Originally Posted by TX512
interesting. can you elaborate... thanks
The OEMs switched to roller cams in the mid 1980's because the EPA wanted ZDDP (Zinc Dialkyl Dithio Phosphate) out of oil because it contaminates catalytic converters making them less efficient across time.
The manufacturers understood from their own long term reliability analysis projects that ZDDP is a very useful chemical in oil. It provides what engineers call Boundary Lubrication. It does this by embedding itself into the pores and forms a layer a couple molecules deep on the metals it contacts. If your old enough to remember the TEXACO ads of 40 years ago where they drove a NYC taxi around Manhattan for a day with no oil in it, that's how tough this stuff is.
In our particular case of flat tappet cams, in modern OHV engines the forces are much greater on the valve train parts than the old flat heads. It was found in automotive engines of the 1950s, as it was in WW II aircraft engines, that as loading and speed on these parts went up, so did wear when additive free oil was used. This is because the interface of lobe and lifter doesn't form a wedge of oil between them like shaft journals and bearings do. So part life expectancy in modern engines became tied to ZDDP. Other chemistry has been tried such as Molybdenum Disulfide. It's great stuff and will fill many of the same purposes as ZDDP. But there's a Catch 22. Moly just loves itself, you can grind this stuff into the finest powder possible, mix it with oil and pour it into your engine. But, each molecule immediately starts hunting other molecules just like it. They start to gang up with each other and before you know it, the gang is big enough to get caught in the oil filters drag net. So little by little and faster and faster it goes away.
The OEMs realizing there was no inexpensive option to keeping warranty claims to a minimum all went to roller cams. The hidden lesson here is that of all the better materials cams and lifters could be made from, of all the high-tech processes that could be brought to bear against the problem, the most cost effective solution was to go roller. That says a lot about the problem.
So getting to my recommendation of going with the Vortec block is that we today have a very high failure rate with flat tappet cams, it doesn't take a lot of nosing around in this form to discover that. The additional benefit is that the Vortec block can be run with a flat tappet cam or a OEM roller. A factory roller is lot less expensive to but into a factory roller prepped block than an aftermarket roller into a flat tappet block. The flat tappet block does not accept a factory roller conversion without a lot of effort and expense and is hardly worth attempting against the cost of an aftermarket roller. I mean its done but in the end you save a hundred bucks or less and own a what is often a kludged mix of parts that doesn't function well.

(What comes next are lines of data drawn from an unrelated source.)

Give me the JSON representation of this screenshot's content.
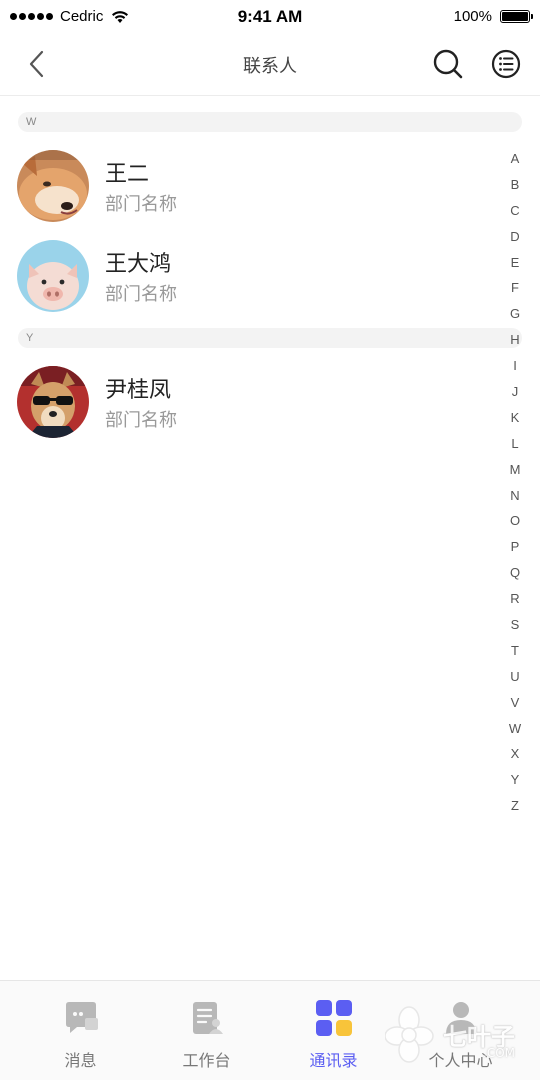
{
  "status_bar": {
    "carrier": "Cedric",
    "time": "9:41 AM",
    "battery": "100%"
  },
  "nav": {
    "title": "联系人",
    "back_icon": "chevron-left-icon",
    "search_icon": "search-icon",
    "menu_icon": "list-menu-icon"
  },
  "sections": [
    {
      "letter": "W",
      "contacts": [
        {
          "name": "王二",
          "department": "部门名称",
          "avatar": "shiba-dog-avatar"
        },
        {
          "name": "王大鸿",
          "department": "部门名称",
          "avatar": "piglet-avatar"
        }
      ]
    },
    {
      "letter": "Y",
      "contacts": [
        {
          "name": "尹桂凤",
          "department": "部门名称",
          "avatar": "dog-with-sunglasses-avatar"
        }
      ]
    }
  ],
  "alphabet_index": [
    "A",
    "B",
    "C",
    "D",
    "E",
    "F",
    "G",
    "H",
    "I",
    "J",
    "K",
    "L",
    "M",
    "N",
    "O",
    "P",
    "Q",
    "R",
    "S",
    "T",
    "U",
    "V",
    "W",
    "X",
    "Y",
    "Z"
  ],
  "tab_bar": {
    "active_tab": "通讯录",
    "active_color": "#5b5ef2",
    "tabs": [
      {
        "label": "消息",
        "icon": "message-icon"
      },
      {
        "label": "工作台",
        "icon": "workbench-icon"
      },
      {
        "label": "通讯录",
        "icon": "contacts-grid-icon"
      },
      {
        "label": "个人中心",
        "icon": "person-icon"
      }
    ]
  },
  "watermark": {
    "text": "七叶子",
    "sub": ".COM"
  }
}
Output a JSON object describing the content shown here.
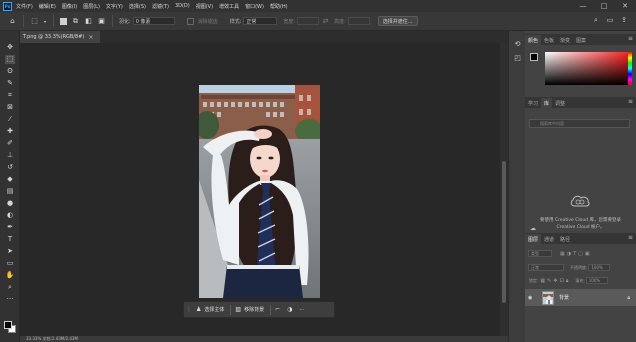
{
  "app": {
    "logo": "Ps"
  },
  "menu": [
    "文件(F)",
    "编辑(E)",
    "图像(I)",
    "图层(L)",
    "文字(Y)",
    "选择(S)",
    "滤镜(T)",
    "3D(D)",
    "视图(V)",
    "增效工具",
    "窗口(W)",
    "帮助(H)"
  ],
  "window_controls": {
    "minimize": "—",
    "maximize": "□",
    "close": "✕"
  },
  "options": {
    "feather_label": "羽化:",
    "feather_value": "0 像素",
    "antialias_label": "消除锯齿",
    "style_label": "样式:",
    "style_value": "正常",
    "width_label": "宽度:",
    "height_label": "高度:",
    "select_subject_button": "选择并遮住..."
  },
  "document": {
    "tab_title": "T.png @ 33.3%(RGB/8#)",
    "close": "×"
  },
  "context_bar": {
    "select_subject": "选择主体",
    "remove_background": "移除背景",
    "more": "···"
  },
  "status_bar": "33.33%    文档:2.43M/2.43M",
  "color_panel": {
    "tabs": [
      "颜色",
      "色板",
      "渐变",
      "图案"
    ],
    "fg_color": "#000000",
    "bg_color": "#ffffff"
  },
  "properties_panel": {
    "tabs": [
      "学习",
      "库",
      "调整"
    ],
    "search_placeholder": "搜索库中内容"
  },
  "cc_message": "要使用 Creative Cloud 库，您需要登录 Creative Cloud 帐户。",
  "layers_panel": {
    "tabs": [
      "图层",
      "通道",
      "路径"
    ],
    "filter_label": "类型",
    "blend_mode": "正常",
    "opacity_label": "不透明度:",
    "opacity_value": "100%",
    "lock_label": "锁定:",
    "fill_label": "填充:",
    "fill_value": "100%",
    "layer_name": "背景"
  }
}
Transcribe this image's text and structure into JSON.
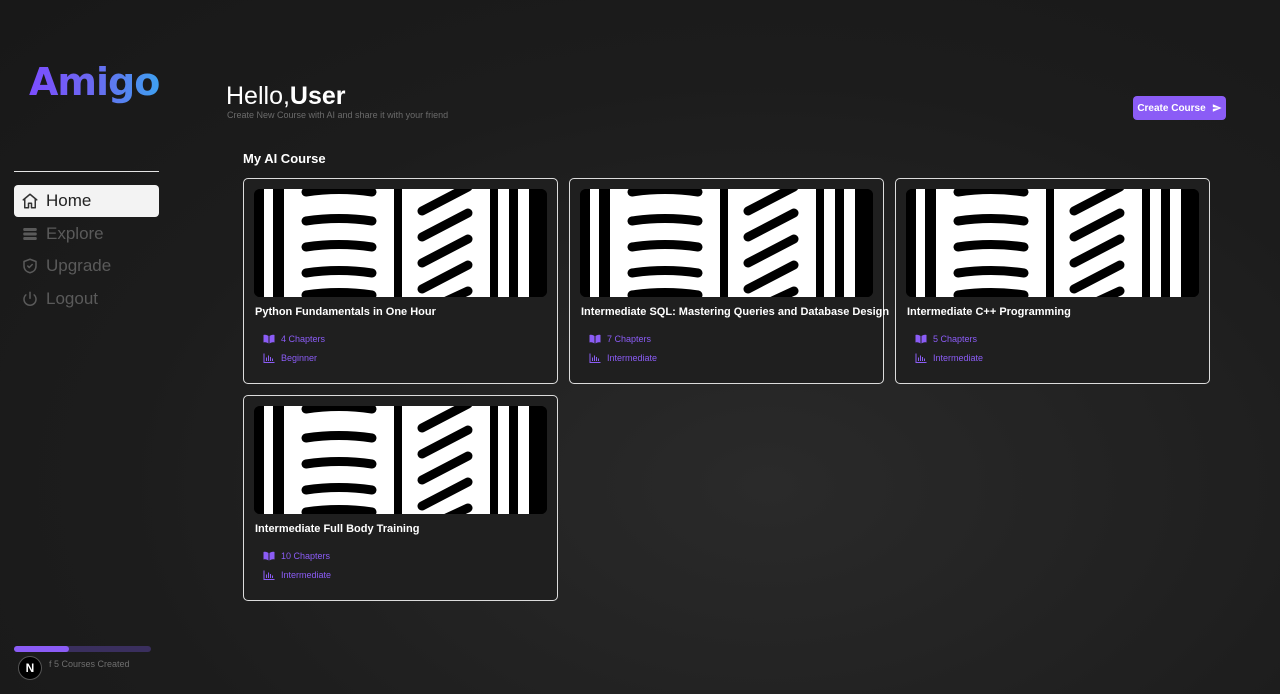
{
  "app": {
    "logo_text": "Amigo"
  },
  "sidebar": {
    "items": [
      {
        "label": "Home",
        "icon": "home-icon",
        "active": true
      },
      {
        "label": "Explore",
        "icon": "stack-icon",
        "active": false
      },
      {
        "label": "Upgrade",
        "icon": "shield-check-icon",
        "active": false
      },
      {
        "label": "Logout",
        "icon": "power-icon",
        "active": false
      }
    ],
    "progress": {
      "fraction": 0.4,
      "text": "2 Out of 5 Courses Created",
      "visible_text": "f 5 Courses Created"
    },
    "badge": "N"
  },
  "header": {
    "greeting": "Hello,",
    "user": "User",
    "subtitle": "Create New Course with AI and share it with your friend",
    "create_button": "Create Course"
  },
  "section_title": "My AI Course",
  "courses": [
    {
      "title": "Python Fundamentals in One Hour",
      "chapters": "4 Chapters",
      "level": "Beginner"
    },
    {
      "title": "Intermediate SQL: Mastering Queries and Database Design",
      "chapters": "7 Chapters",
      "level": "Intermediate"
    },
    {
      "title": "Intermediate C++ Programming",
      "chapters": "5 Chapters",
      "level": "Intermediate"
    },
    {
      "title": "Intermediate Full Body Training",
      "chapters": "10 Chapters",
      "level": "Intermediate"
    }
  ],
  "colors": {
    "accent": "#8b5cf6",
    "background": "#1c1c1c"
  }
}
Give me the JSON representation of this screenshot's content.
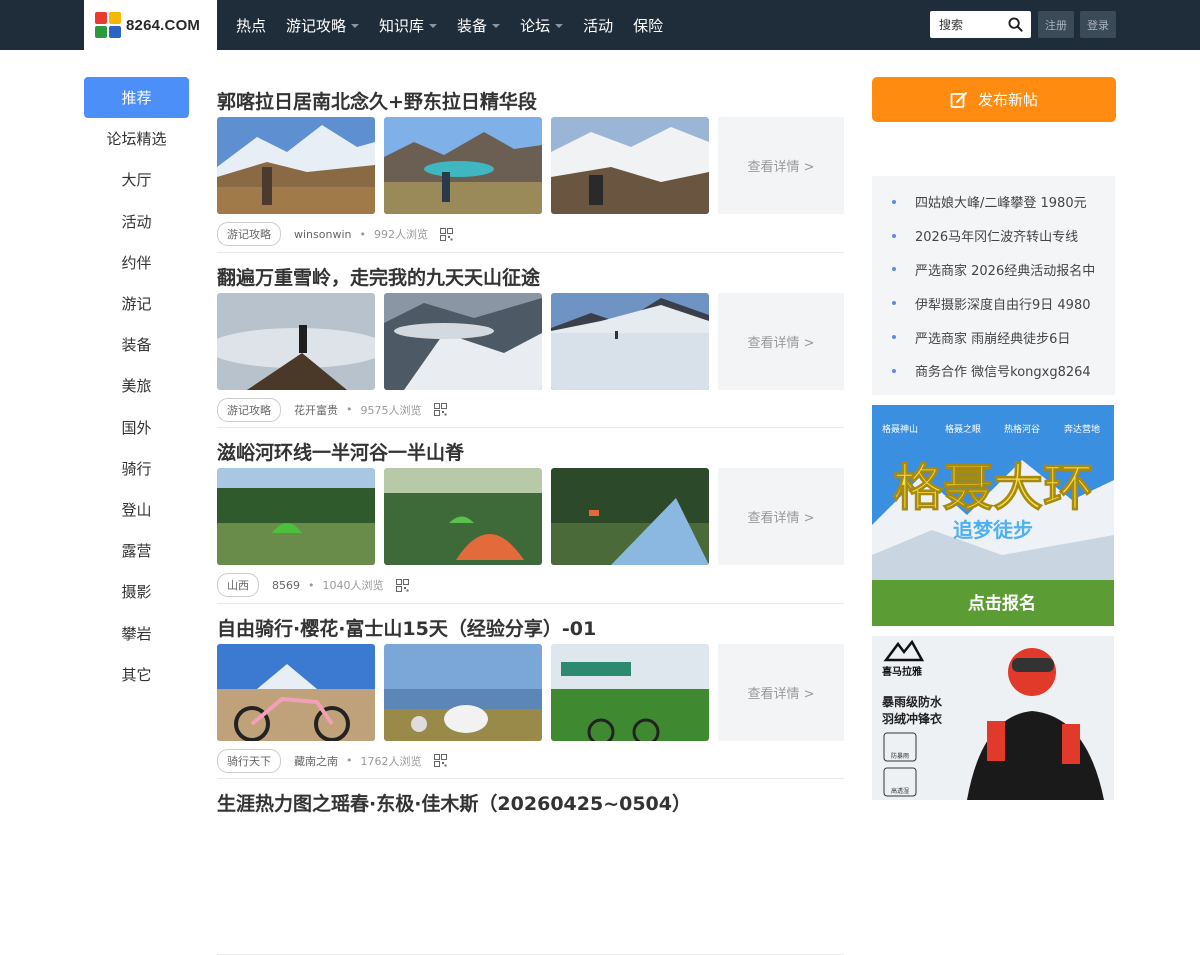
{
  "header": {
    "logo_text": "8264.COM",
    "nav": [
      {
        "label": "热点",
        "dropdown": false
      },
      {
        "label": "游记攻略",
        "dropdown": true
      },
      {
        "label": "知识库",
        "dropdown": true
      },
      {
        "label": "装备",
        "dropdown": true
      },
      {
        "label": "论坛",
        "dropdown": true
      },
      {
        "label": "活动",
        "dropdown": false
      },
      {
        "label": "保险",
        "dropdown": false
      }
    ],
    "search_placeholder": "搜索",
    "register_label": "注册",
    "login_label": "登录"
  },
  "sidebar": {
    "items": [
      "推荐",
      "论坛精选",
      "大厅",
      "活动",
      "约伴",
      "游记",
      "装备",
      "美旅",
      "国外",
      "骑行",
      "登山",
      "露营",
      "摄影",
      "攀岩",
      "其它"
    ],
    "active_index": 0
  },
  "feed": {
    "more_label": "查看详情 >",
    "posts": [
      {
        "title": "郭喀拉日居南北念久+野东拉日精华段",
        "tag": "游记攻略",
        "author": "winsonwin",
        "views": "992人浏览"
      },
      {
        "title": "翻遍万重雪岭，走完我的九天天山征途",
        "tag": "游记攻略",
        "author": "花开富贵",
        "views": "9575人浏览"
      },
      {
        "title": "滋峪河环线一半河谷一半山脊",
        "tag": "山西",
        "author": "8569",
        "views": "1040人浏览"
      },
      {
        "title": "自由骑行·樱花·富士山15天（经验分享）-01",
        "tag": "骑行天下",
        "author": "藏南之南",
        "views": "1762人浏览"
      },
      {
        "title": "生涯热力图之瑶春·东极·佳木斯（20260425~0504）",
        "tag": "",
        "author": "",
        "views": ""
      }
    ]
  },
  "right": {
    "publish_label": "发布新帖",
    "links": [
      "四姑娘大峰/二峰攀登 1980元",
      "2026马年冈仁波齐转山专线",
      "严选商家 2026经典活动报名中",
      "伊犁摄影深度自由行9日 4980",
      "严选商家 雨崩经典徒步6日",
      "商务合作 微信号kongxg8264"
    ],
    "ad1": {
      "top_labels": [
        "格聂神山",
        "格聂之眼",
        "热格河谷",
        "奔达营地"
      ],
      "headline": "格聂大环",
      "sub": "追梦徒步",
      "cta": "点击报名"
    },
    "ad2": {
      "brand": "喜马拉雅",
      "line1": "暴雨级防水",
      "line2": "羽绒冲锋衣",
      "badge1": "防暴雨",
      "badge2": "高透湿"
    }
  },
  "colors": {
    "nav_bg": "#1f2d3a",
    "active_blue": "#4d8ff8",
    "publish_orange": "#ff8c10"
  }
}
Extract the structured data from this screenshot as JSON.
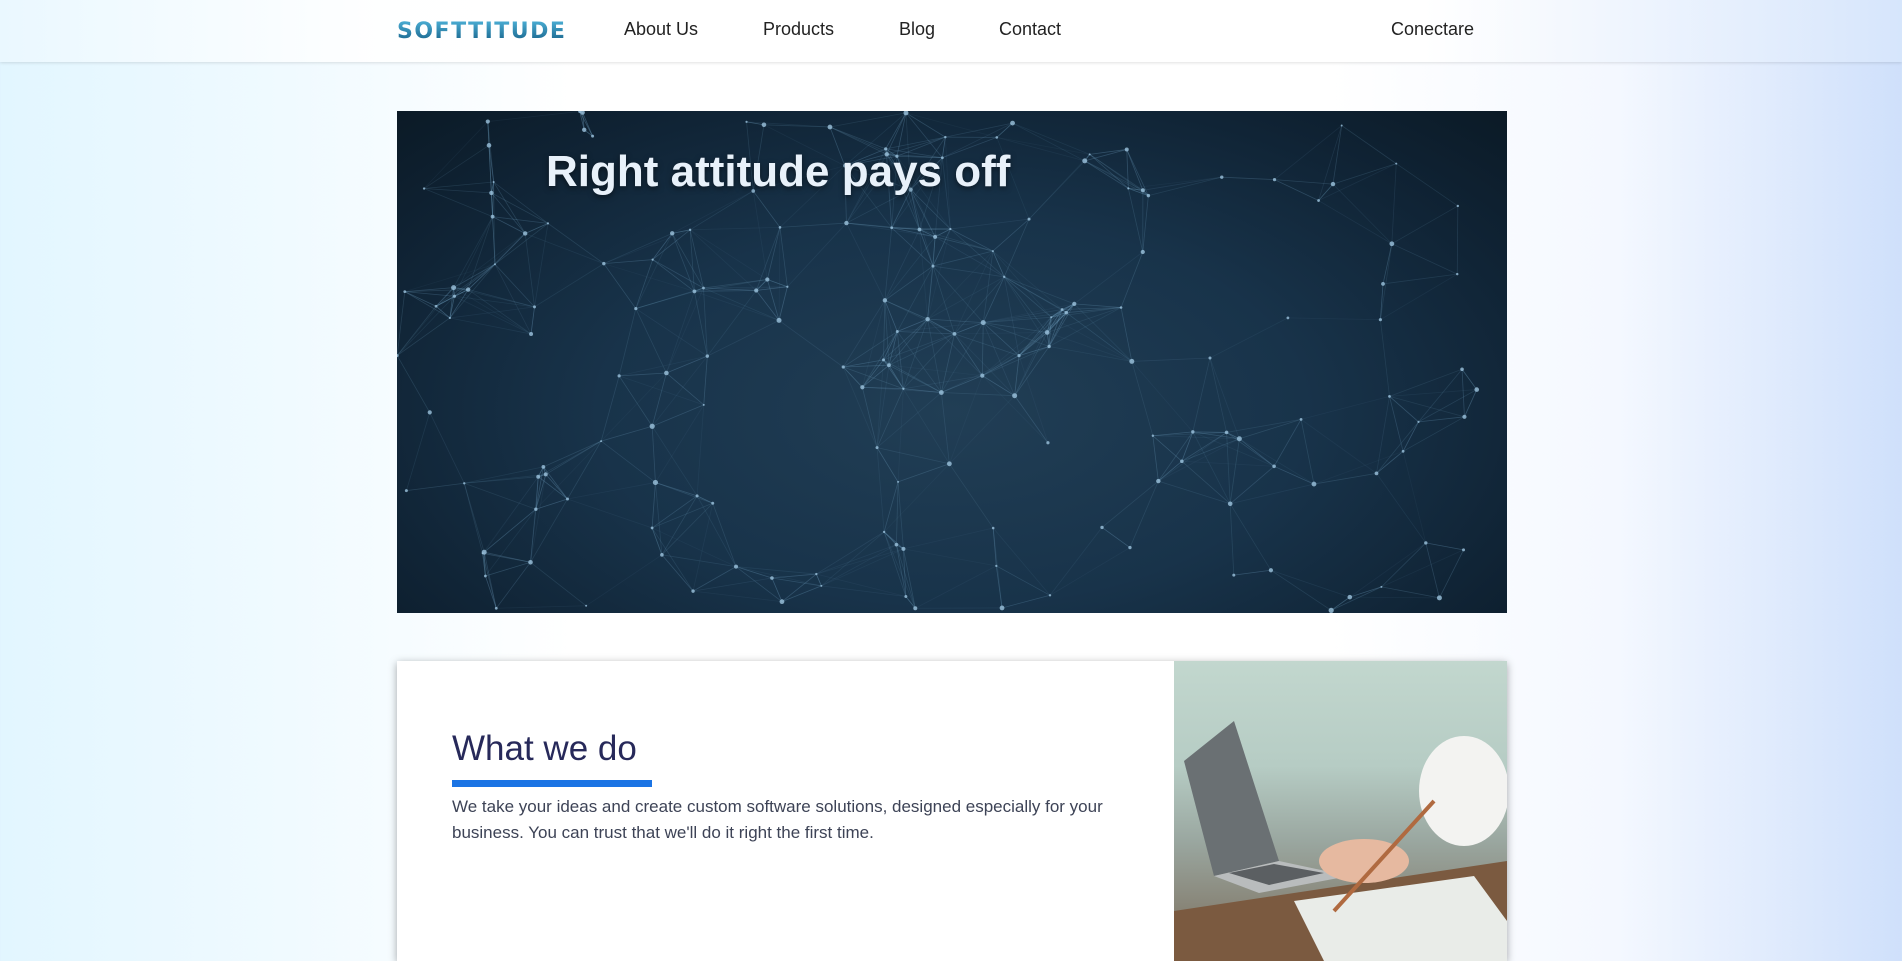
{
  "header": {
    "logo_text": "SOFTTITUDE",
    "nav": [
      {
        "label": "About Us"
      },
      {
        "label": "Products"
      },
      {
        "label": "Blog"
      },
      {
        "label": "Contact"
      }
    ],
    "login_label": "Conectare"
  },
  "hero": {
    "title": "Right attitude pays off"
  },
  "what_we_do": {
    "title": "What we do",
    "text": "We take your ideas and create custom software solutions, designed especially for your business. You can trust that we'll do it right the first time."
  },
  "colors": {
    "accent": "#1b74e4",
    "title": "#27295a",
    "logo": "#1b6f9a"
  },
  "icons": {
    "hero_background": "network-graph-image",
    "card_photo": "laptop-notes-photo"
  }
}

There are many ZDDP additives sold in the aftermarket, so far none seem to have the long term qualities that used to be found in the oil formulations of the major petrol companies. I suspect that from a chemistry stand point, that there's something else missing that was used to enhance, correct, or control ZDDP that the big oil company's either kept proprietary or there is another chemical the EPA had removed that performed the functions I sighted.